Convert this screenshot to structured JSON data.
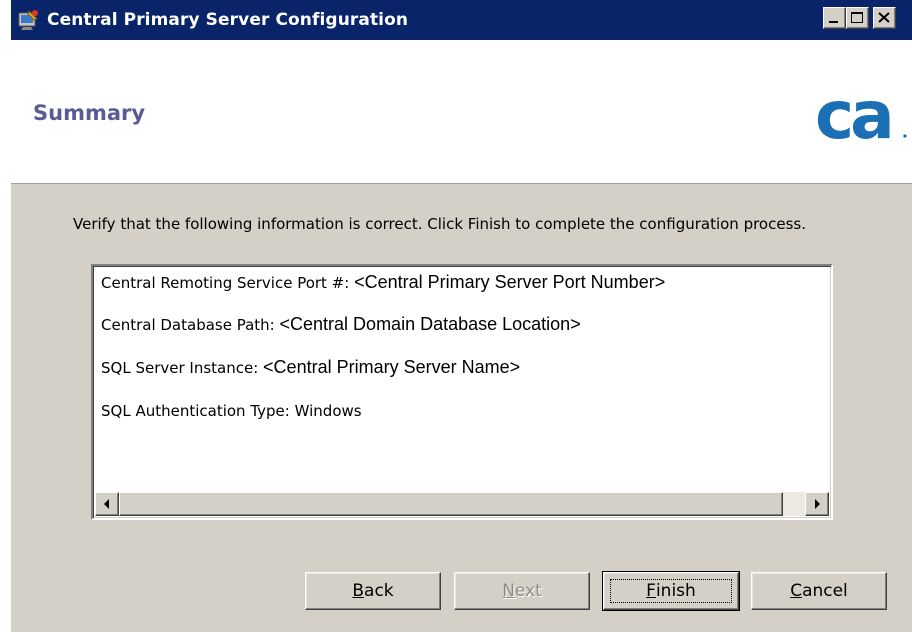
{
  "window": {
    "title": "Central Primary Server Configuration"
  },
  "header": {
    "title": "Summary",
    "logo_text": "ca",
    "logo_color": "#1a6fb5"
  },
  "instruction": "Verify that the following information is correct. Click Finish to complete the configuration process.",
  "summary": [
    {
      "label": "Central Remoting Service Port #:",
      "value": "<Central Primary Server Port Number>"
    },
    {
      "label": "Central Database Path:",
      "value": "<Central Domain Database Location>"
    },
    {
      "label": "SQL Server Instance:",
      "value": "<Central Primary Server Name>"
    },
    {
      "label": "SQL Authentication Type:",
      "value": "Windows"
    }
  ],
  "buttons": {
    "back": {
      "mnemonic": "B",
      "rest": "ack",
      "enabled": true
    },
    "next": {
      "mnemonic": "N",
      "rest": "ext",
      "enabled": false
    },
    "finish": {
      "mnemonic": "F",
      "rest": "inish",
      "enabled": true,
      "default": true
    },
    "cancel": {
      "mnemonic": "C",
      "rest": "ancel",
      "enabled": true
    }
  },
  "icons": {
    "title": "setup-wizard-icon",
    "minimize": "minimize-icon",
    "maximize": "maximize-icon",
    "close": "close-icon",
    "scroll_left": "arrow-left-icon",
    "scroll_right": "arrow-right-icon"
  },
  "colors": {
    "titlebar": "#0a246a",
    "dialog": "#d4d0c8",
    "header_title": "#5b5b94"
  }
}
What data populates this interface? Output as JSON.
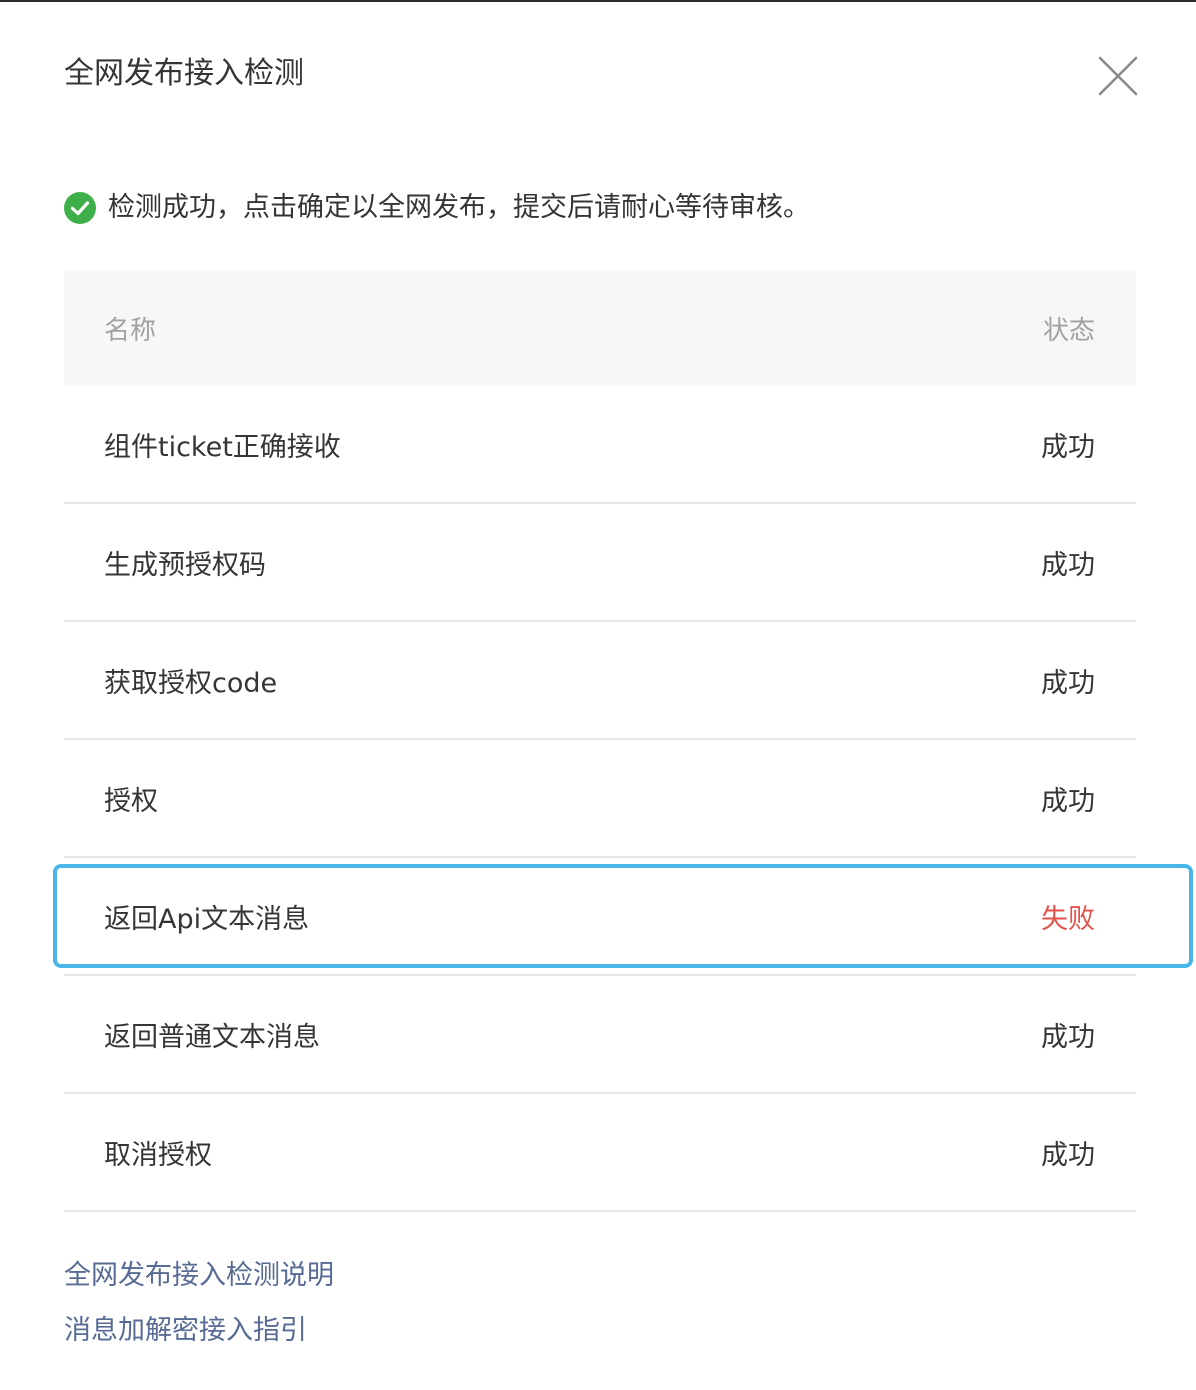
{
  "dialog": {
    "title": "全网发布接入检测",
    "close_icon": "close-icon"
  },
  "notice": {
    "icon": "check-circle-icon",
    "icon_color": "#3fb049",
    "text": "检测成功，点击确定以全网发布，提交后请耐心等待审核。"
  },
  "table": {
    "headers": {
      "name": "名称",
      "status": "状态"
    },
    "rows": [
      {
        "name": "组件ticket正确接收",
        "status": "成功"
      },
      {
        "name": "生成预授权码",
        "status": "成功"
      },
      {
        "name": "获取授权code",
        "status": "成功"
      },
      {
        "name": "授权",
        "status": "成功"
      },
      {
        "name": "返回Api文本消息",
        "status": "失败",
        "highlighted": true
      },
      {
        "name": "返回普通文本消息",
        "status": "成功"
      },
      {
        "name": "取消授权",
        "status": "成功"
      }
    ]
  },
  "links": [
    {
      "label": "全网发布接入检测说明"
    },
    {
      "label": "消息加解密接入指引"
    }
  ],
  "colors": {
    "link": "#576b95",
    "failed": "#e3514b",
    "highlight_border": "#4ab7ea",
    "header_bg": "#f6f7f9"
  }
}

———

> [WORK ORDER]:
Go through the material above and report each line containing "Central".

> [THE ANSWER]:
    "title": "Central Primary Server Configuration"
      "label": "Central Remoting Service Port #:",
      "value": "<Central Primary Server Port Number>"
      "label": "Central Database Path:",
      "value": "<Central Domain Database Location>"
      "value": "<Central Primary Server Name>"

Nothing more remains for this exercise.